*** SUPPLIED DATA ***
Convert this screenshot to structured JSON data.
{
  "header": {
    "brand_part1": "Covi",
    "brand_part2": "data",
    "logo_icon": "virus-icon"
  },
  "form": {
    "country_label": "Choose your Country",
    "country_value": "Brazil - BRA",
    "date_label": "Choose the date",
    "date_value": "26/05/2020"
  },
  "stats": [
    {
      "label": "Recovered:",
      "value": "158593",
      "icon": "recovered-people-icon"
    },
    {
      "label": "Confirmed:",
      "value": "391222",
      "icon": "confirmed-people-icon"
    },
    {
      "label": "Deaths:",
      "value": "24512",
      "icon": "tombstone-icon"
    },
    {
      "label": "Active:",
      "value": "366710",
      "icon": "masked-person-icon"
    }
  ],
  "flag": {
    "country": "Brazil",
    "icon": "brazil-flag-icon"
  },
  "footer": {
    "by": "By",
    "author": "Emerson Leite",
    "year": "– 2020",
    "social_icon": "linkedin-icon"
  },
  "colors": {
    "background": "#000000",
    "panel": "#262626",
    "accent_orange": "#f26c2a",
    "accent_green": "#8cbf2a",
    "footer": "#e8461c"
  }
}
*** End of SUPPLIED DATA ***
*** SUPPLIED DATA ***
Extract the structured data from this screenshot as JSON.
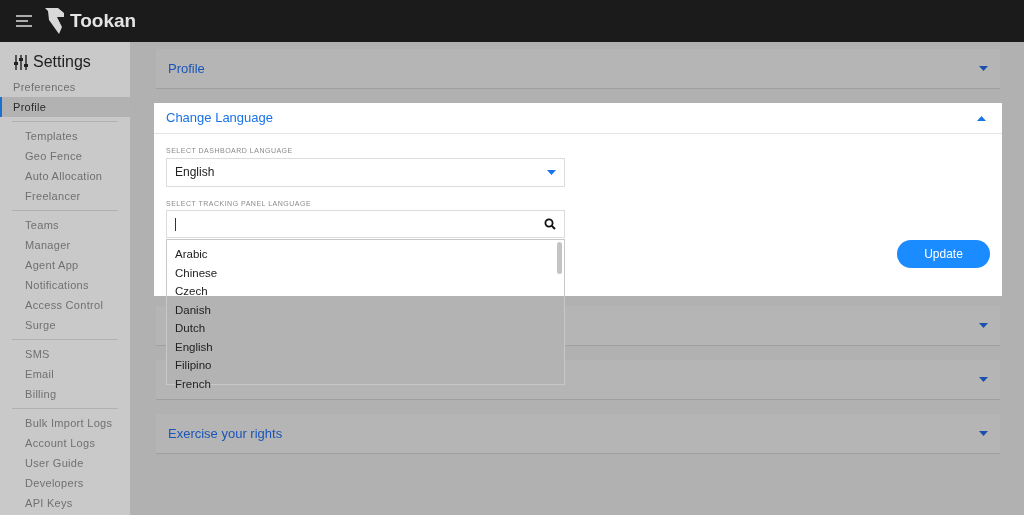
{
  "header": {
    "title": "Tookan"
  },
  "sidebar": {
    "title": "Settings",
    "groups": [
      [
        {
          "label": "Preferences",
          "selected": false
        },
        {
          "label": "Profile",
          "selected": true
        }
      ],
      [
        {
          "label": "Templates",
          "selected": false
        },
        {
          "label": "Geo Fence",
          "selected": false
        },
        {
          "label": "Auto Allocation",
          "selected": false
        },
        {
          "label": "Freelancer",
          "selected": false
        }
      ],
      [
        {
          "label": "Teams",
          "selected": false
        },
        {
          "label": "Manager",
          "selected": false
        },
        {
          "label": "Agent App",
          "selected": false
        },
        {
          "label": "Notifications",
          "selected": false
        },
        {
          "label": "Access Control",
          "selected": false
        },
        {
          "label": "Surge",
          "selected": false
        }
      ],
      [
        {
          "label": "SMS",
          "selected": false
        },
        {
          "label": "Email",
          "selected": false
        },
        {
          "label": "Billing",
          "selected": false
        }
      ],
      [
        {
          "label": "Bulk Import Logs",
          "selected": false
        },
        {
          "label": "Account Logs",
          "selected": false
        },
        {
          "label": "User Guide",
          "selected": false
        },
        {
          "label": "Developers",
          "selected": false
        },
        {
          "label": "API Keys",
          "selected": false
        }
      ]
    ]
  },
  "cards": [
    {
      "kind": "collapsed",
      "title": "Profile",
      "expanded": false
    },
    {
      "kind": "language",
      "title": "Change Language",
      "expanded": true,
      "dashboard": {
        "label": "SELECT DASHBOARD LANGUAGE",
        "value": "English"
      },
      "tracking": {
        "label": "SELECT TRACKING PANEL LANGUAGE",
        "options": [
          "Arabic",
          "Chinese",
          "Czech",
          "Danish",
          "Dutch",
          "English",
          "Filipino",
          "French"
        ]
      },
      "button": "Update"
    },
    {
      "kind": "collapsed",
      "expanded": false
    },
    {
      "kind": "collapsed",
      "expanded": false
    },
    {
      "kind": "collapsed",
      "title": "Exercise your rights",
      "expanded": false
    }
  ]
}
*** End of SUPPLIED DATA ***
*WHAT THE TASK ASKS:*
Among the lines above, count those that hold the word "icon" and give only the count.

*TASK OUTPUT:*
7